Though this is the first full-length album with new guitarist Chen Balbus in Orphaned Land's discography, the result was really successful (though we sure will miss the guitar touches of Matti Svatizky). The tracks "Our Own Messiah" and "Let the Truce be Known" were the first singles from "All Is One" and the influences of the previous albums are clearly obvious in the structure of these singles, but the progress that the band created here made the riffing and the singing memorable and catchy, especially the lead guitar sections and the keyboard efforts. There are many fascinating slow-paced tracks on this album such as "Children" and "Brother", both tracks presenting excellent bass performances and both tracks used many folk Middle Eastern instruments like bouzouki, oud, and chumbush. The creative drumming of Matan Shmuely blew every track on this release, and the Oriental-styled procession has made the fabric of the tracks bend toward the folksy Middle Eastern sound and showed some professionalism (hear the tracks "Freedom" and "Through Fire And Water"). There are some harsh vocals in the track "Fail", but that wasn't what I've expected from this album. I didn't want Orphaned Land to get softer with every release, so some harsh vocals are required for the fans of death metal here!

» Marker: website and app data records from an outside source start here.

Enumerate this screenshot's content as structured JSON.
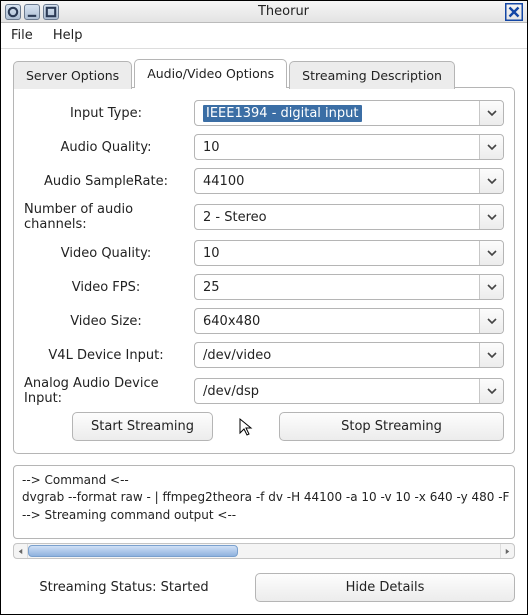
{
  "window": {
    "title": "Theorur"
  },
  "menu": {
    "file": "File",
    "help": "Help"
  },
  "tabs": {
    "server": "Server Options",
    "av": "Audio/Video Options",
    "desc": "Streaming Description"
  },
  "labels": {
    "input_type": "Input Type:",
    "audio_quality": "Audio Quality:",
    "audio_samplerate": "Audio SampleRate:",
    "audio_channels": "Number of audio channels:",
    "video_quality": "Video Quality:",
    "video_fps": "Video FPS:",
    "video_size": "Video Size:",
    "v4l_device": "V4L Device Input:",
    "analog_audio_device": "Analog Audio Device Input:"
  },
  "values": {
    "input_type": "IEEE1394 - digital input",
    "audio_quality": "10",
    "audio_samplerate": "44100",
    "audio_channels": "2 - Stereo",
    "video_quality": "10",
    "video_fps": "25",
    "video_size": "640x480",
    "v4l_device": "/dev/video",
    "analog_audio_device": "/dev/dsp"
  },
  "buttons": {
    "start": "Start Streaming",
    "stop": "Stop Streaming",
    "hide": "Hide Details"
  },
  "log": {
    "l1": "-->    Command    <--",
    "l2": "dvgrab --format raw - | ffmpeg2theora -f dv -H 44100 -a 10 -v 10 -x 640 -y 480 -F",
    "l3": "--> Streaming command output <--"
  },
  "status": {
    "label": "Streaming Status: Started"
  }
}
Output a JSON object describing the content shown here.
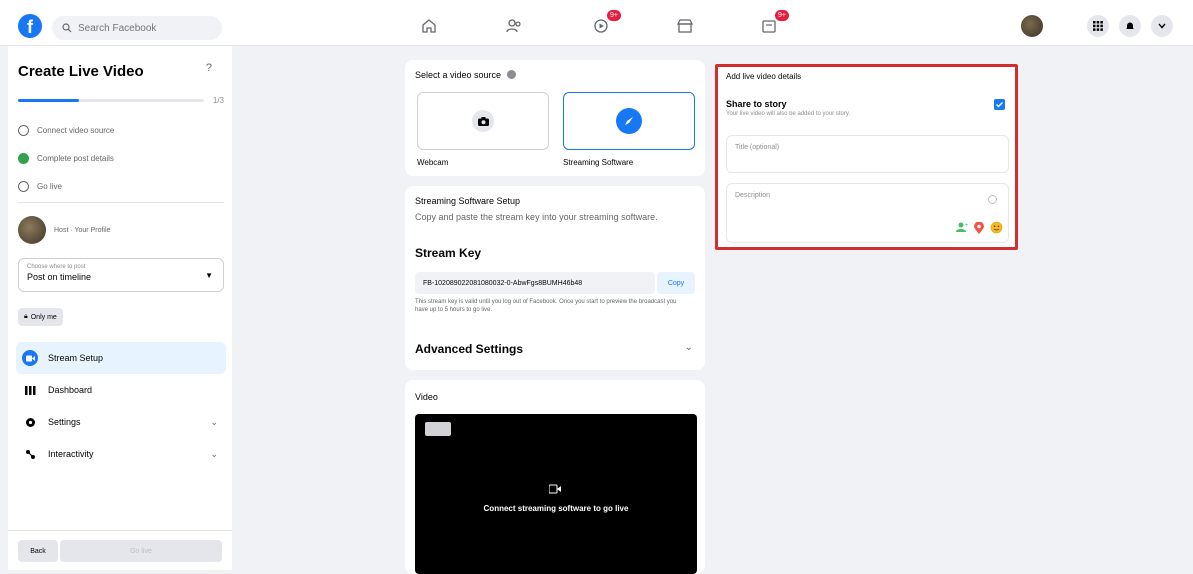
{
  "topbar": {
    "logo": "f",
    "search_placeholder": "Search Facebook",
    "badge_video": "9+",
    "badge_pages": "9+"
  },
  "sidebar": {
    "title": "Create Live Video",
    "help": "?",
    "progress_label": "1/3",
    "progress": 0.33,
    "steps": [
      {
        "label": "Connect video source",
        "done": false
      },
      {
        "label": "Complete post details",
        "done": true
      },
      {
        "label": "Go live",
        "done": false
      }
    ],
    "profile_name": "Host · Your Profile",
    "post_select_label": "Choose where to post",
    "post_select_value": "Post on timeline",
    "audience": "Only me",
    "menu": [
      {
        "label": "Stream Setup",
        "active": true
      },
      {
        "label": "Dashboard"
      },
      {
        "label": "Settings"
      },
      {
        "label": "Interactivity"
      }
    ],
    "back_label": "Back",
    "golive_label": "Go live"
  },
  "source": {
    "title": "Select a video source",
    "webcam_label": "Webcam",
    "streaming_label": "Streaming Software"
  },
  "setup": {
    "title": "Streaming Software Setup",
    "desc": "Copy and paste the stream key into your streaming software.",
    "stream_key_title": "Stream Key",
    "stream_key": "FB-102089022081080032-0-AbwFgs8BUMH46b48",
    "copy_label": "Copy",
    "note": "This stream key is valid until you log out of Facebook. Once you start to preview the broadcast you have up to 5 hours to go live.",
    "advanced_title": "Advanced Settings"
  },
  "video": {
    "title": "Video",
    "message": "Connect streaming software to go live"
  },
  "details": {
    "title": "Add live video details",
    "share_title": "Share to story",
    "share_sub": "Your live video will also be added to your story.",
    "title_placeholder": "Title (optional)",
    "description_placeholder": "Description"
  },
  "colors": {
    "accent": "#1877f2",
    "highlight_border": "#d12f2f",
    "done_green": "#31a24c"
  }
}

This is not a simple release, and only those who're interested in Middle Eastern culture and music will enjoy listening to the tracks of this album, but if you're searching for an aggressive metal release, then you're in the wrong place. I liked the elements of this record a lot, but I can't hide my anger against the softness that the band has reached on this record. I wish the band will satisfy the extreme metal fans on the next releases without giving them smooth musical structures only. "Mabool" is still my favorite record for Orphaned Land even though I was expecting this fact to be changed with this record, but anyway, "All Is One" is a good album and it's recommended to all the worshipers of Oriental and Middle Eastern metal music.
Originally written for: